So for two days I’ve been beating my head against the wall at work. The task was simple enough:
- Gather some some data.
- Cull the data.
- Dump said data to a file.
Easy enough, right? Not so much.
I started this task like I would any other data centered task. I started with a script to get the data I needed. Easy-peasy. I had to gather data from several different tables and do some filtering based on data present in other tables. Nothing too complicated. I ended up with something along the lines of:
- Select values that are in a valid state into a temp table.
- Select values that have been the valid state at some point after a given date into the same temp table.
- Filter out invalid rows in a first pass.
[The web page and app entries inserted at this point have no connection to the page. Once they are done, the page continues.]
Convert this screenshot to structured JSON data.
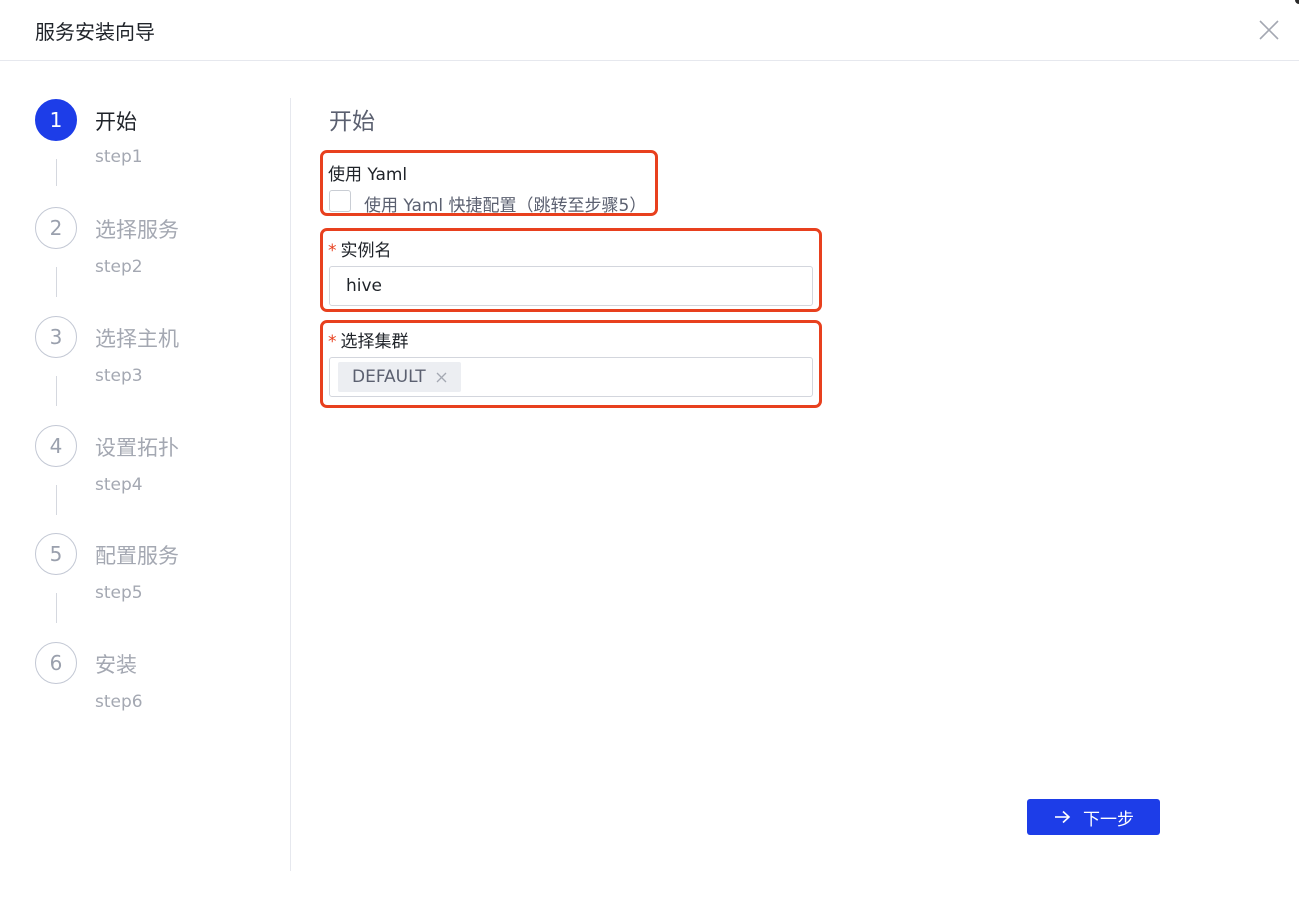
{
  "header": {
    "title": "服务安装向导",
    "close_icon": "close-icon"
  },
  "steps": [
    {
      "number": "1",
      "title": "开始",
      "sub": "step1",
      "state": "active"
    },
    {
      "number": "2",
      "title": "选择服务",
      "sub": "step2",
      "state": "pending"
    },
    {
      "number": "3",
      "title": "选择主机",
      "sub": "step3",
      "state": "pending"
    },
    {
      "number": "4",
      "title": "设置拓扑",
      "sub": "step4",
      "state": "pending"
    },
    {
      "number": "5",
      "title": "配置服务",
      "sub": "step5",
      "state": "pending"
    },
    {
      "number": "6",
      "title": "安装",
      "sub": "step6",
      "state": "pending"
    }
  ],
  "main": {
    "section_title": "开始",
    "yaml": {
      "label": "使用 Yaml",
      "checkbox_label": "使用 Yaml 快捷配置（跳转至步骤5）",
      "checked": false
    },
    "instance": {
      "required_mark": "*",
      "label": "实例名",
      "value": "hive"
    },
    "cluster": {
      "required_mark": "*",
      "label": "选择集群",
      "tags": [
        "DEFAULT"
      ]
    },
    "next_button": {
      "label": "下一步",
      "icon": "arrow-right-icon"
    }
  },
  "colors": {
    "primary": "#1d3de8",
    "highlight_border": "#e8401e",
    "required": "#e8401e"
  }
}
- Filter out other invalid rows in a second pass.
- Transform the temp table into useful form in a second temp table.
- Get the return results from various tables based on the second temp table.
Didn’t take long to crank out this script once I worked out all the requirements and figured out which buckets to dump the preliminary data into. So now on to the easy part. All I have to do is run my query in SSIS and dump it to a text file.
If At First You Don’t Succeed
So I’m new to SSIS (though I’ve learned more about it in the last two days than I’d have liked). I found the Data Flow control and thought I would be done by lunch. I thew in an OLE DB source and pasted in my magic query. Of course this angered SSIS. I was quickly told in no uncertain terms: F off.
Problem: Turns out you cannot use DECLARE or CREATE syntax inside of a sql command for an OLE DB source.
Maybe If I…
So I couldn’t use my script directly. Fine. I’ll make it a stored procedure and return my data set. I set up the procedure and we’re in business. My somewhat complicated query runs on our test box in about two minutes. So I plug this into the OLE DB source via an EXEC in the SQL command. This proceeds to destroy Visual Studio. I give up on the process recovering after 15 minutes.
Problem: SSIS, in the interest of being easy makes you rely on magic to discover metadata about your queries to automagically populate column and transform information for you. Unfortunately, part of this magic involves adding a preamble to your query to pull metadata and rows as a preview. This can lead to some terrible query plans for the metadata retrieval call.
Surely This Will Work
The thought occurred to me that if SSIS was searching for metadata on the return results of the stored procedure, I’d bypass this magic by just turning the stored procedure into a function. After trouble compiling the TSQL as a function, I quickly realize that temp tables are not allowed. I have to use table variables due to the data integrity contracts for SQL Server user defined functions. No problem. Quick fix. Back to the OLE DB Source and plug in a query against my function, passing in the parameter in fnMyFunction( ? ) form. SSIS laughs in my face.
Problem: SSIS is perfectly capable of parsing your query, as long as you don’t try to pass a parameter to a function. Oh, so your parser understands ( ‘hard coded value’ ) but not ( ? ). You’re a dick, SSIS.
If You Want To Play Dirty, I’ll Play Dirty
I was now on a mission. It was time to go rogue and break some rules. So I broke out of the data flow and into the control flow. I added a script and added a CREATE/DROP statement for a temporary table (read: not a temp table or variable) that was actually going into the schema. I then selected the returned result set from the stored procedure version of the script into this table. I then piped into the data flow and just ran a select all from this table. SSIS was perfectly happy with this since I turned off design time validation on the OLE DB source. I funneled this into my flat file, then piped from the data control to another script that dropped the table before finishing execution.
Apparently I’m Lucky
While in the middle of this giant mess, my boss, while laughing at me for having the bad fortune to get this hellacious bug, told me that I was actually lucky that I was getting to work with SSIS rather than DTS. He then launched into a list of all the ways SSIS was superior to DTS.
That’s all fine and dandy, but if I’m looking at two cars, it doesn’t matter if one car has a 400 horse power engine, leather interior, and jetpack wings if I can’t start either one and get from point A to B.
Who knows. Maybe SSIS will grow on me when I have some simpler queries to run. You didn’t make a good impression, though, SSIS. I’ve got my eyes on you.